> PROBLEM:
Output all entries verbatim. Skip pictures.

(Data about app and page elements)

*** Block opens ***

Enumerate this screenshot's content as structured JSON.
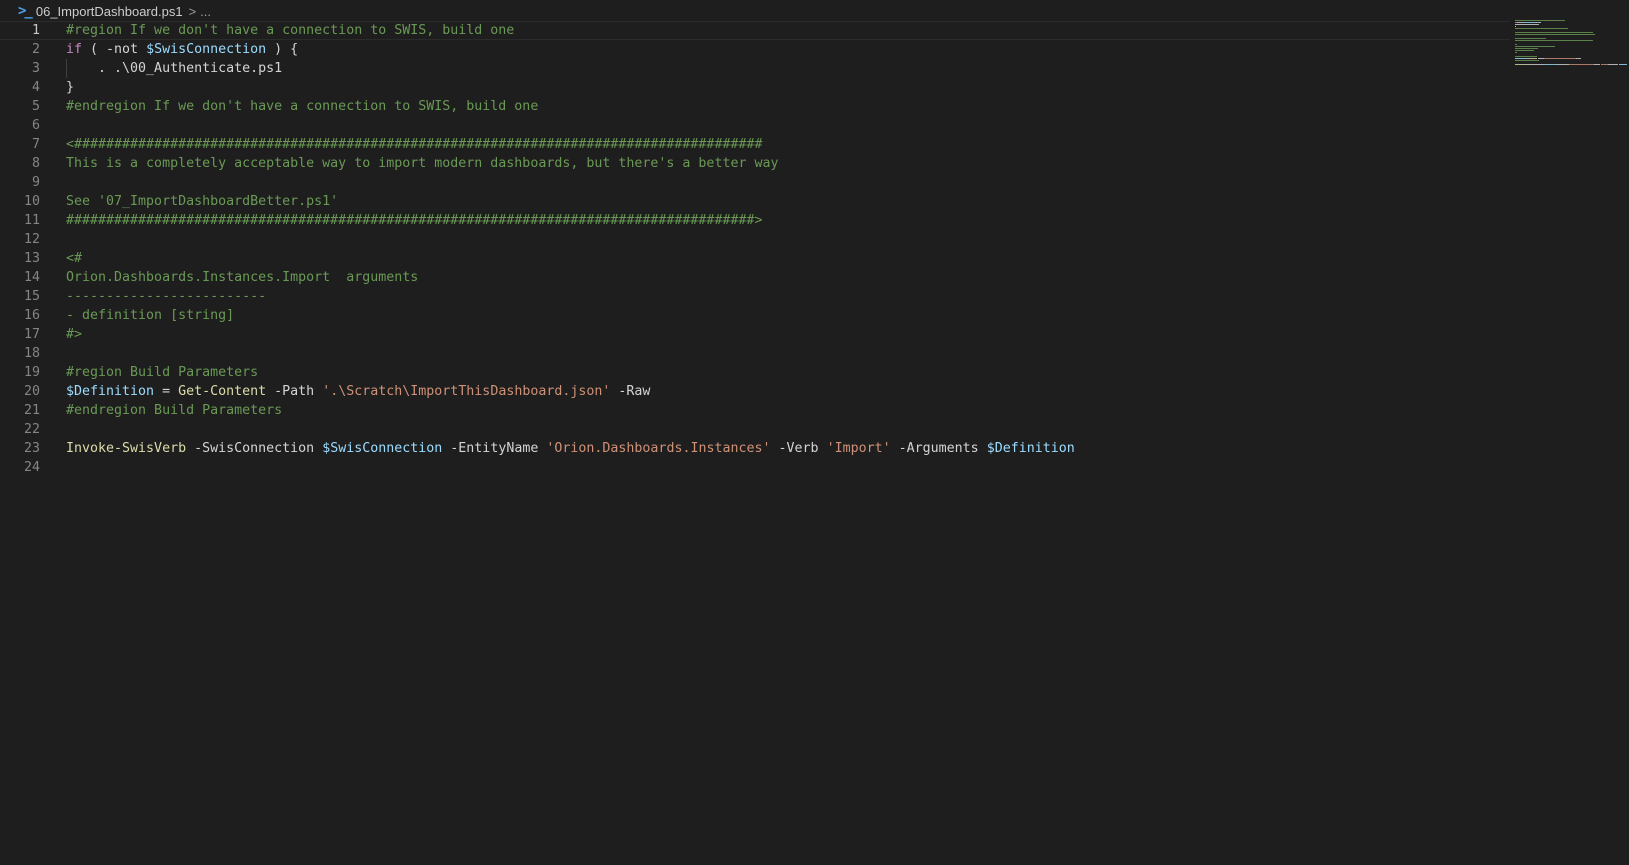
{
  "breadcrumb": {
    "file_name": "06_ImportDashboard.ps1",
    "separator": ">",
    "more": "...",
    "icon": "powershell-icon"
  },
  "colors": {
    "background": "#1e1e1e",
    "comment": "#6a9955",
    "keyword": "#c586c0",
    "variable": "#9cdcfe",
    "function": "#dcdcaa",
    "string": "#ce9178",
    "text": "#d4d4d4",
    "line_number": "#858585"
  },
  "active_line": 1,
  "lines": [
    {
      "n": "1",
      "tokens": [
        {
          "t": "#region If we don't have a connection to SWIS, build one",
          "c": "comment"
        }
      ]
    },
    {
      "n": "2",
      "tokens": [
        {
          "t": "if",
          "c": "kw"
        },
        {
          "t": " ( -not ",
          "c": "plain"
        },
        {
          "t": "$SwisConnection",
          "c": "var"
        },
        {
          "t": " ) {",
          "c": "plain"
        }
      ]
    },
    {
      "n": "3",
      "tokens": [
        {
          "t": "    . .\\00_Authenticate.ps1",
          "c": "plain"
        }
      ]
    },
    {
      "n": "4",
      "tokens": [
        {
          "t": "}",
          "c": "plain"
        }
      ]
    },
    {
      "n": "5",
      "tokens": [
        {
          "t": "#endregion If we don't have a connection to SWIS, build one",
          "c": "comment"
        }
      ]
    },
    {
      "n": "6",
      "tokens": []
    },
    {
      "n": "7",
      "tokens": [
        {
          "t": "<######################################################################################",
          "c": "comment"
        }
      ]
    },
    {
      "n": "8",
      "tokens": [
        {
          "t": "This is a completely acceptable way to import modern dashboards, but there's a better way",
          "c": "comment"
        }
      ]
    },
    {
      "n": "9",
      "tokens": []
    },
    {
      "n": "10",
      "tokens": [
        {
          "t": "See '07_ImportDashboardBetter.ps1'",
          "c": "comment"
        }
      ]
    },
    {
      "n": "11",
      "tokens": [
        {
          "t": "######################################################################################>",
          "c": "comment"
        }
      ]
    },
    {
      "n": "12",
      "tokens": []
    },
    {
      "n": "13",
      "tokens": [
        {
          "t": "<#",
          "c": "comment"
        }
      ]
    },
    {
      "n": "14",
      "tokens": [
        {
          "t": "Orion.Dashboards.Instances.Import  arguments",
          "c": "comment"
        }
      ]
    },
    {
      "n": "15",
      "tokens": [
        {
          "t": "-------------------------",
          "c": "comment"
        }
      ]
    },
    {
      "n": "16",
      "tokens": [
        {
          "t": "- definition [string]",
          "c": "comment"
        }
      ]
    },
    {
      "n": "17",
      "tokens": [
        {
          "t": "#>",
          "c": "comment"
        }
      ]
    },
    {
      "n": "18",
      "tokens": []
    },
    {
      "n": "19",
      "tokens": [
        {
          "t": "#region Build Parameters",
          "c": "comment"
        }
      ]
    },
    {
      "n": "20",
      "tokens": [
        {
          "t": "$Definition",
          "c": "var"
        },
        {
          "t": " = ",
          "c": "plain"
        },
        {
          "t": "Get-Content",
          "c": "fn"
        },
        {
          "t": " -Path ",
          "c": "plain"
        },
        {
          "t": "'.\\Scratch\\ImportThisDashboard.json'",
          "c": "str"
        },
        {
          "t": " -Raw",
          "c": "plain"
        }
      ]
    },
    {
      "n": "21",
      "tokens": [
        {
          "t": "#endregion Build Parameters",
          "c": "comment"
        }
      ]
    },
    {
      "n": "22",
      "tokens": []
    },
    {
      "n": "23",
      "tokens": [
        {
          "t": "Invoke-SwisVerb",
          "c": "fn"
        },
        {
          "t": " -SwisConnection ",
          "c": "plain"
        },
        {
          "t": "$SwisConnection",
          "c": "var"
        },
        {
          "t": " -EntityName ",
          "c": "plain"
        },
        {
          "t": "'Orion.Dashboards.Instances'",
          "c": "str"
        },
        {
          "t": " -Verb ",
          "c": "plain"
        },
        {
          "t": "'Import'",
          "c": "str"
        },
        {
          "t": " -Arguments ",
          "c": "plain"
        },
        {
          "t": "$Definition",
          "c": "var"
        }
      ]
    },
    {
      "n": "24",
      "tokens": []
    }
  ]
}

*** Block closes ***

> SOLVED PROBLEM:
Enumerate this screenshot's content as structured JSON.
{
  "breadcrumb": {
    "file_name": "06_ImportDashboard.ps1",
    "separator": ">",
    "more": "...",
    "icon": "powershell-icon"
  },
  "colors": {
    "background": "#1e1e1e",
    "comment": "#6a9955",
    "keyword": "#c586c0",
    "variable": "#9cdcfe",
    "function": "#dcdcaa",
    "string": "#ce9178",
    "text": "#d4d4d4",
    "line_number": "#858585"
  },
  "active_line": 1,
  "lines": [
    {
      "n": "1",
      "tokens": [
        {
          "t": "#region If we don't have a connection to SWIS, build one",
          "c": "comment"
        }
      ]
    },
    {
      "n": "2",
      "tokens": [
        {
          "t": "if",
          "c": "kw"
        },
        {
          "t": " ( -not ",
          "c": "plain"
        },
        {
          "t": "$SwisConnection",
          "c": "var"
        },
        {
          "t": " ) {",
          "c": "plain"
        }
      ]
    },
    {
      "n": "3",
      "tokens": [
        {
          "t": "    . .\\00_Authenticate.ps1",
          "c": "plain"
        }
      ]
    },
    {
      "n": "4",
      "tokens": [
        {
          "t": "}",
          "c": "plain"
        }
      ]
    },
    {
      "n": "5",
      "tokens": [
        {
          "t": "#endregion If we don't have a connection to SWIS, build one",
          "c": "comment"
        }
      ]
    },
    {
      "n": "6",
      "tokens": []
    },
    {
      "n": "7",
      "tokens": [
        {
          "t": "<######################################################################################",
          "c": "comment"
        }
      ]
    },
    {
      "n": "8",
      "tokens": [
        {
          "t": "This is a completely acceptable way to import modern dashboards, but there's a better way",
          "c": "comment"
        }
      ]
    },
    {
      "n": "9",
      "tokens": []
    },
    {
      "n": "10",
      "tokens": [
        {
          "t": "See '07_ImportDashboardBetter.ps1'",
          "c": "comment"
        }
      ]
    },
    {
      "n": "11",
      "tokens": [
        {
          "t": "######################################################################################>",
          "c": "comment"
        }
      ]
    },
    {
      "n": "12",
      "tokens": []
    },
    {
      "n": "13",
      "tokens": [
        {
          "t": "<#",
          "c": "comment"
        }
      ]
    },
    {
      "n": "14",
      "tokens": [
        {
          "t": "Orion.Dashboards.Instances.Import  arguments",
          "c": "comment"
        }
      ]
    },
    {
      "n": "15",
      "tokens": [
        {
          "t": "-------------------------",
          "c": "comment"
        }
      ]
    },
    {
      "n": "16",
      "tokens": [
        {
          "t": "- definition [string]",
          "c": "comment"
        }
      ]
    },
    {
      "n": "17",
      "tokens": [
        {
          "t": "#>",
          "c": "comment"
        }
      ]
    },
    {
      "n": "18",
      "tokens": []
    },
    {
      "n": "19",
      "tokens": [
        {
          "t": "#region Build Parameters",
          "c": "comment"
        }
      ]
    },
    {
      "n": "20",
      "tokens": [
        {
          "t": "$Definition",
          "c": "var"
        },
        {
          "t": " = ",
          "c": "plain"
        },
        {
          "t": "Get-Content",
          "c": "fn"
        },
        {
          "t": " -Path ",
          "c": "plain"
        },
        {
          "t": "'.\\Scratch\\ImportThisDashboard.json'",
          "c": "str"
        },
        {
          "t": " -Raw",
          "c": "plain"
        }
      ]
    },
    {
      "n": "21",
      "tokens": [
        {
          "t": "#endregion Build Parameters",
          "c": "comment"
        }
      ]
    },
    {
      "n": "22",
      "tokens": []
    },
    {
      "n": "23",
      "tokens": [
        {
          "t": "Invoke-SwisVerb",
          "c": "fn"
        },
        {
          "t": " -SwisConnection ",
          "c": "plain"
        },
        {
          "t": "$SwisConnection",
          "c": "var"
        },
        {
          "t": " -EntityName ",
          "c": "plain"
        },
        {
          "t": "'Orion.Dashboards.Instances'",
          "c": "str"
        },
        {
          "t": " -Verb ",
          "c": "plain"
        },
        {
          "t": "'Import'",
          "c": "str"
        },
        {
          "t": " -Arguments ",
          "c": "plain"
        },
        {
          "t": "$Definition",
          "c": "var"
        }
      ]
    },
    {
      "n": "24",
      "tokens": []
    }
  ]
}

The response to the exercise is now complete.